"I believe there ought to be a constitutional amendment outlawing Astroturf and the designated hitter."
-- Crash Davis, Bull Durham
I had my first 2010 experience of the DH yesterday, as I watched the Diamondbacks (DH: Tony Abreu) take on the Red Sox (DH: David Ortiz - yeah, tell me that's a fair contest), and it reminded me of what a freakin' awful idea it is. It may have made sense at the end of 1972, when the average American League team scored less than 3.5 runs per game, but even the National League is now scoring about 28% more than that. There should have been an expiration clause that automatically nuked the DH, after run-scoring on the Senior Circuit went back above four.
I particularly hate the lack of strategy which results from the DH. In the American League, a manager can basically fall asleep from submitting his line-up card until his starting pitcher's arm falls off. Tactics are largely limited to wheeling out the correct bullpen arm for the match-up; things like the double-switch or even the simple sacrifice bunt (much though my sabermetric side hates that) are approaching the status of a lost art in the AL.
The original justification for the exercise - to pull in more crowds - has largely been a failure. The National League has consistently outdrawn the American League, and it's not just the presence of two extra teams. Last year the margin was more than 33%, 42.91 million to 32.26 million, and it's a gap that has grown wider since 2000. People voting with their attendance dollars, simply seem to prefer the National League.
Logically, if you're going to replace the pitcher, why stop there? Why not also have someone take every at-bat for your light-hitting shortstop, or your offensively-challenged, Gold Glove caliber center-fielder? Let's just turn baseball into the NFL, filled with lumbering specialists who are good at one thing and one thing only. That's not my idea of sport, but your mileage may vary, of course.

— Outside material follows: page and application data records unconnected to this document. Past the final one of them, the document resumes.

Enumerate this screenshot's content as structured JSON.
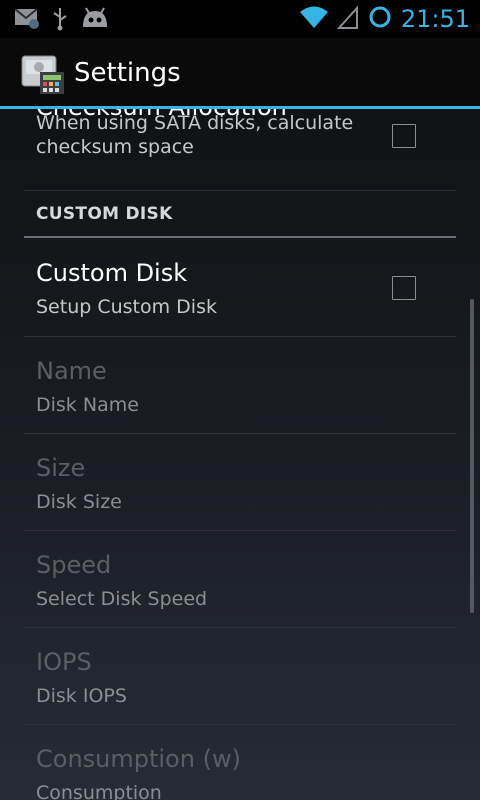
{
  "status_bar": {
    "time": "21:51",
    "icons": [
      "gmail-icon",
      "usb-icon",
      "android-debug-icon",
      "wifi-icon",
      "signal-icon",
      "sync-ring-icon"
    ]
  },
  "action_bar": {
    "title": "Settings",
    "icon": "disk-calculator-app-icon"
  },
  "preferences": {
    "checksum": {
      "title": "Checksum Allocation",
      "summary_line1": "When using SATA disks, calculate",
      "summary_line2": "checksum space",
      "checked": false
    },
    "category_title": "CUSTOM DISK",
    "custom_disk": {
      "title": "Custom Disk",
      "summary": "Setup Custom Disk",
      "checked": false
    },
    "name": {
      "title": "Name",
      "summary": "Disk Name",
      "enabled": false
    },
    "size": {
      "title": "Size",
      "summary": "Disk Size",
      "enabled": false
    },
    "speed": {
      "title": "Speed",
      "summary": "Select Disk Speed",
      "enabled": false
    },
    "iops": {
      "title": "IOPS",
      "summary": "Disk IOPS",
      "enabled": false
    },
    "consumption": {
      "title": "Consumption (w)",
      "summary": "Consumption",
      "enabled": false
    }
  },
  "colors": {
    "accent": "#33b5e5",
    "background": "#000000"
  }
}
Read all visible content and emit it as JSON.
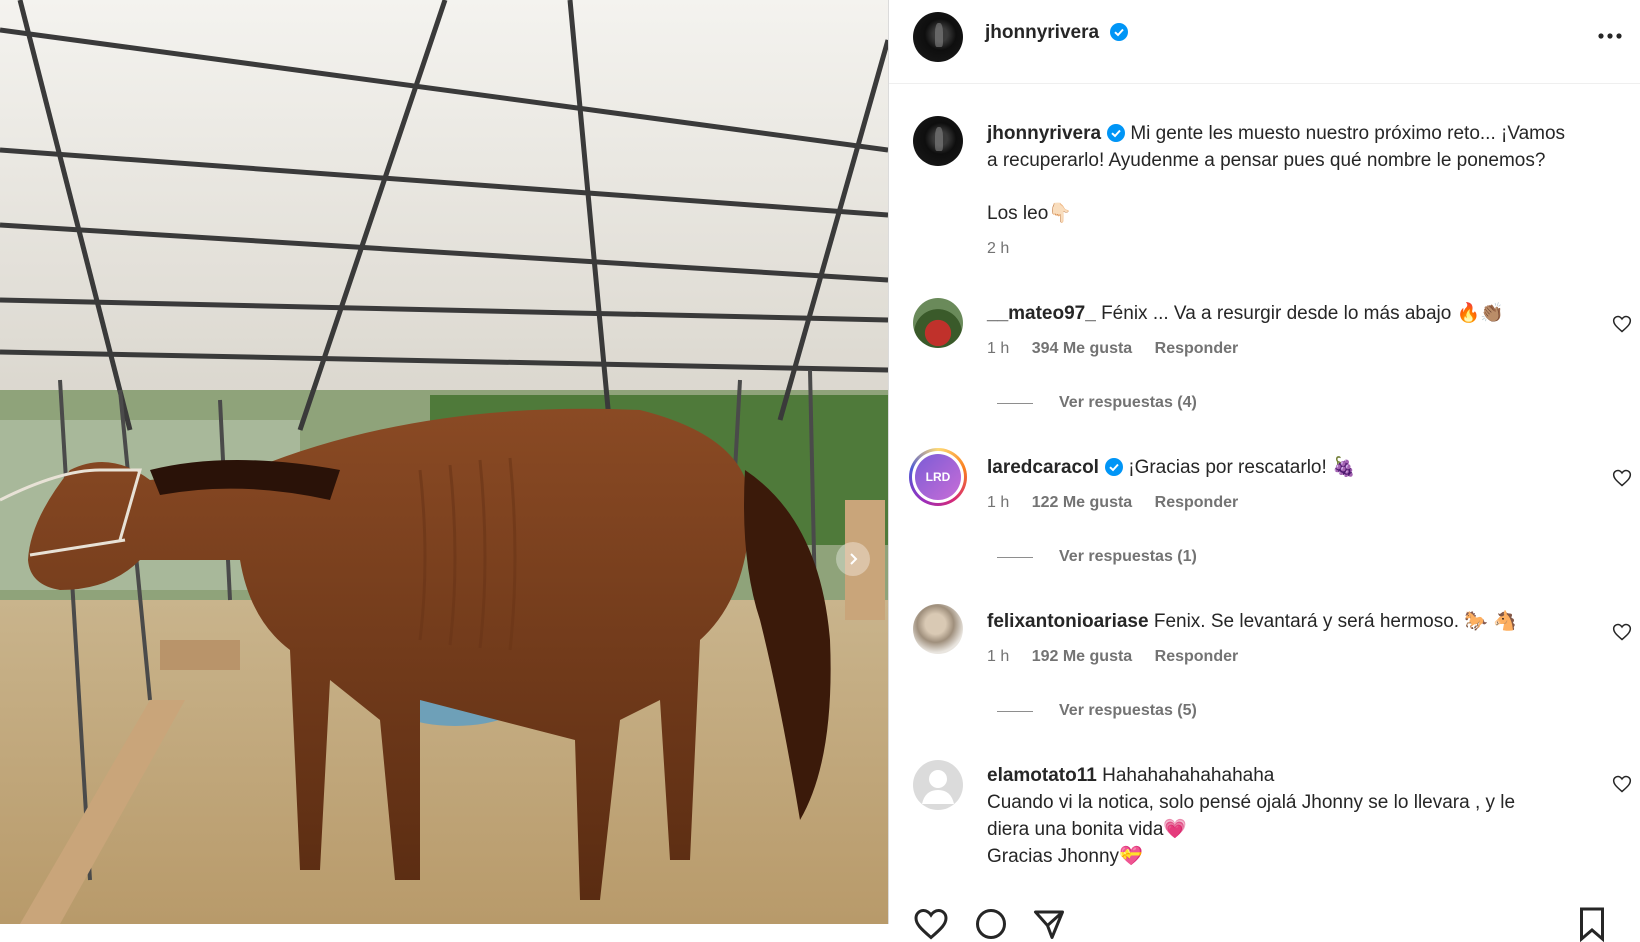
{
  "post": {
    "author": "jhonnyrivera",
    "more_icon": "more-options-icon",
    "caption_line1": "Mi gente les muesto nuestro próximo reto... ¡Vamos",
    "caption_line2": "a recuperarlo! Ayudenme a pensar pues qué nombre le ponemos?",
    "caption_line3": "Los leo👇🏻",
    "caption_time": "2 h"
  },
  "comments": [
    {
      "user": "__mateo97_",
      "verified": false,
      "text": "Fénix ... Va a resurgir desde lo más abajo 🔥👏🏽",
      "time": "1 h",
      "likes": "394 Me gusta",
      "reply": "Responder",
      "view_replies": "Ver respuestas (4)"
    },
    {
      "user": "laredcaracol",
      "verified": true,
      "avatar_text": "LRD",
      "text": "¡Gracias por rescatarlo! 🍇",
      "time": "1 h",
      "likes": "122 Me gusta",
      "reply": "Responder",
      "view_replies": "Ver respuestas (1)"
    },
    {
      "user": "felixantonioariase",
      "verified": false,
      "text": "Fenix. Se levantará y será hermoso. 🐎 🐴",
      "time": "1 h",
      "likes": "192 Me gusta",
      "reply": "Responder",
      "view_replies": "Ver respuestas (5)"
    },
    {
      "user": "elamotato11",
      "verified": false,
      "text_line1": "Hahahahahahahaha",
      "text_line2": "Cuando vi la notica, solo pensé ojalá Jhonny se lo llevara , y le",
      "text_line3": "diera una bonita vida💗",
      "text_line4": "Gracias Jhonny💝"
    }
  ],
  "colors": {
    "verified_blue": "#0095f6",
    "text_primary": "#262626",
    "text_secondary": "#737373"
  }
}
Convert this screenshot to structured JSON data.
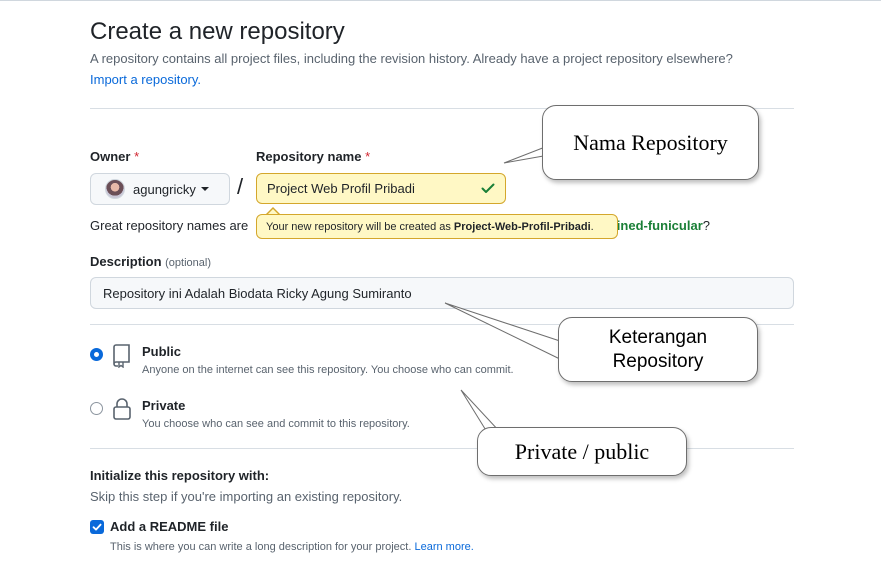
{
  "header": {
    "title": "Create a new repository",
    "subtitle": "A repository contains all project files, including the revision history. Already have a project repository elsewhere?",
    "import_link": "Import a repository."
  },
  "owner": {
    "label": "Owner",
    "required_mark": "*",
    "selected": "agungricky"
  },
  "repo_name": {
    "label": "Repository name",
    "required_mark": "*",
    "value": "Project Web Profil Pribadi",
    "separator": "/"
  },
  "name_hint": {
    "prefix": "Great repository names are",
    "suggestion_visible": "gined-funicular",
    "suffix": "?"
  },
  "tooltip": {
    "prefix": "Your new repository will be created as ",
    "name": "Project-Web-Profil-Pribadi",
    "suffix": "."
  },
  "description": {
    "label": "Description",
    "optional": "(optional)",
    "value": "Repository ini Adalah Biodata Ricky Agung Sumiranto"
  },
  "visibility": [
    {
      "title": "Public",
      "desc": "Anyone on the internet can see this repository. You choose who can commit.",
      "selected": true,
      "icon": "repo-icon"
    },
    {
      "title": "Private",
      "desc": "You choose who can see and commit to this repository.",
      "selected": false,
      "icon": "lock-icon"
    }
  ],
  "initialize": {
    "title": "Initialize this repository with:",
    "desc": "Skip this step if you're importing an existing repository.",
    "readme_label": "Add a README file",
    "readme_checked": true,
    "readme_desc": "This is where you can write a long description for your project.",
    "readme_link": "Learn more."
  },
  "annotations": {
    "repo_name": "Nama Repository",
    "description": [
      "Keterangan",
      "Repository"
    ],
    "visibility": "Private / public"
  },
  "colors": {
    "link": "#0969da",
    "success": "#1a7f37",
    "required": "#d1242f",
    "highlight": "#fff8c5"
  }
}
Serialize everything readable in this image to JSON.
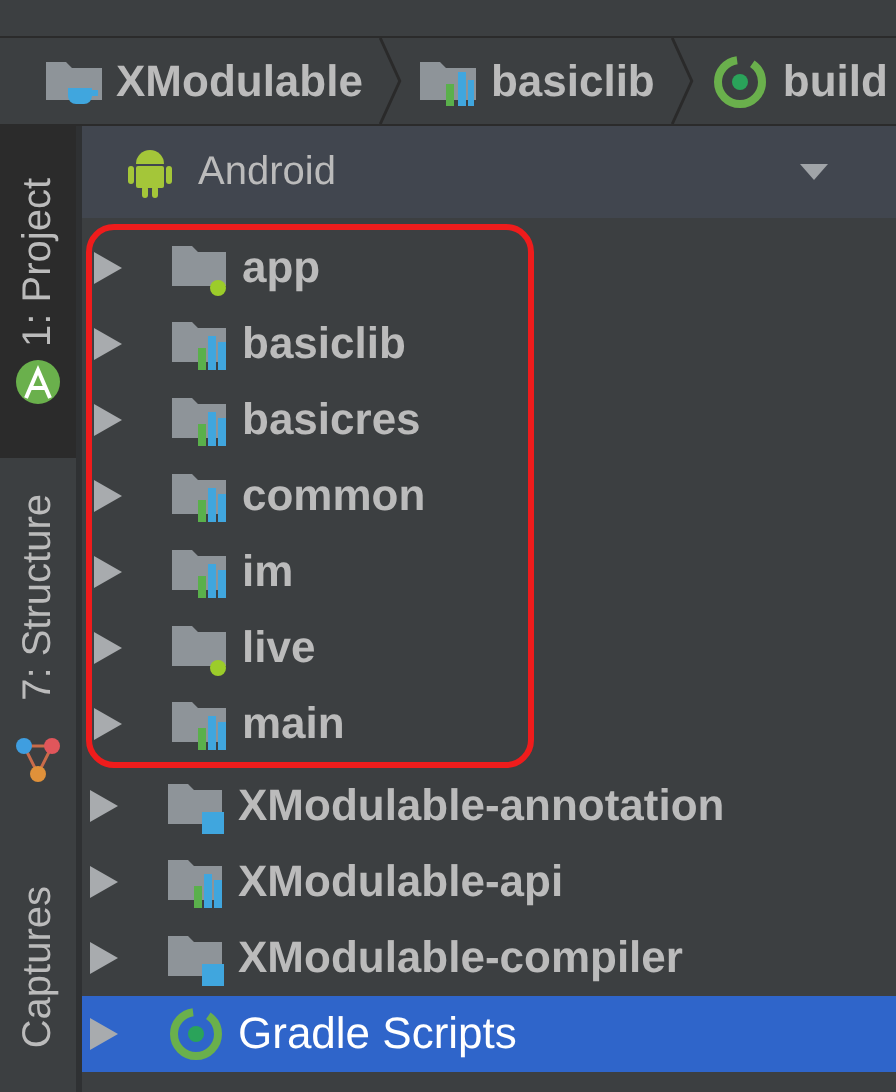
{
  "breadcrumb": [
    {
      "label": "XModulable",
      "kind": "project"
    },
    {
      "label": "basiclib",
      "kind": "lib"
    },
    {
      "label": "build",
      "kind": "gradle"
    }
  ],
  "sidebar": [
    {
      "label": "1: Project",
      "selected": true,
      "kind": "android"
    },
    {
      "label": "7: Structure",
      "selected": false,
      "kind": "plain"
    },
    {
      "label": "Captures",
      "selected": false,
      "kind": "captures"
    }
  ],
  "view_selector": {
    "label": "Android"
  },
  "tree_groups": [
    {
      "framed": true,
      "items": [
        {
          "label": "app",
          "kind": "app",
          "selected": false
        },
        {
          "label": "basiclib",
          "kind": "lib",
          "selected": false
        },
        {
          "label": "basicres",
          "kind": "lib",
          "selected": false
        },
        {
          "label": "common",
          "kind": "lib",
          "selected": false
        },
        {
          "label": "im",
          "kind": "lib",
          "selected": false
        },
        {
          "label": "live",
          "kind": "app",
          "selected": false
        },
        {
          "label": "main",
          "kind": "lib",
          "selected": false
        }
      ]
    },
    {
      "items": [
        {
          "label": "XModulable-annotation",
          "kind": "java",
          "selected": false
        },
        {
          "label": "XModulable-api",
          "kind": "lib",
          "selected": false
        },
        {
          "label": "XModulable-compiler",
          "kind": "java",
          "selected": false
        },
        {
          "label": "Gradle Scripts",
          "kind": "gradle",
          "selected": true
        }
      ]
    }
  ]
}
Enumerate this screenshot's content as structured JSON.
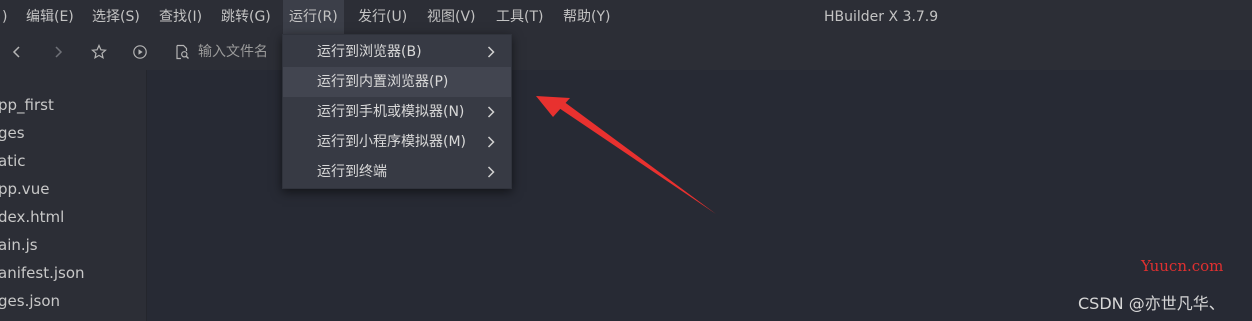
{
  "window": {
    "title": "HBuilder X 3.7.9"
  },
  "menubar": {
    "items": [
      {
        "label": "文件(F)",
        "partial": ")"
      },
      {
        "label": "编辑(E)"
      },
      {
        "label": "选择(S)"
      },
      {
        "label": "查找(I)"
      },
      {
        "label": "跳转(G)"
      },
      {
        "label": "运行(R)",
        "active": true
      },
      {
        "label": "发行(U)"
      },
      {
        "label": "视图(V)"
      },
      {
        "label": "工具(T)"
      },
      {
        "label": "帮助(Y)"
      }
    ],
    "first_fragment": ")"
  },
  "toolbar": {
    "icons": [
      "chevron-left-icon",
      "chevron-right-icon",
      "star-icon",
      "play-circle-icon",
      "file-search-icon"
    ],
    "search_placeholder": "输入文件名"
  },
  "sidebar": {
    "items": [
      "pp_first",
      "ges",
      "atic",
      "pp.vue",
      "dex.html",
      "ain.js",
      "anifest.json",
      "ges.json"
    ]
  },
  "run_menu": {
    "items": [
      {
        "label": "运行到浏览器(B)",
        "has_submenu": true
      },
      {
        "label": "运行到内置浏览器(P)",
        "has_submenu": false,
        "hovered": true
      },
      {
        "label": "运行到手机或模拟器(N)",
        "has_submenu": true
      },
      {
        "label": "运行到小程序模拟器(M)",
        "has_submenu": true
      },
      {
        "label": "运行到终端",
        "has_submenu": true
      }
    ]
  },
  "watermarks": {
    "site": "Yuucn.com",
    "author": "CSDN @亦世凡华、"
  },
  "colors": {
    "menubar_bg": "#2c2e36",
    "editor_bg": "#272a34",
    "dropdown_bg": "#373a44",
    "arrow": "#e8312f"
  }
}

In the end, there's no genuine reason pitchers shouldn't be able to hit - right the way through high-school and college, they often do, very effectively. If you want to argue otherwise, Dan Haren would like a word. His .425 average this season is the best of any player in the majors with 40+ PAs. Not pitcher, note. Any player. But that aspect of his skill-set will be completely devalued when he pitches in Boston tomorrow - and the game of baseball which results will be all the less interesting for it.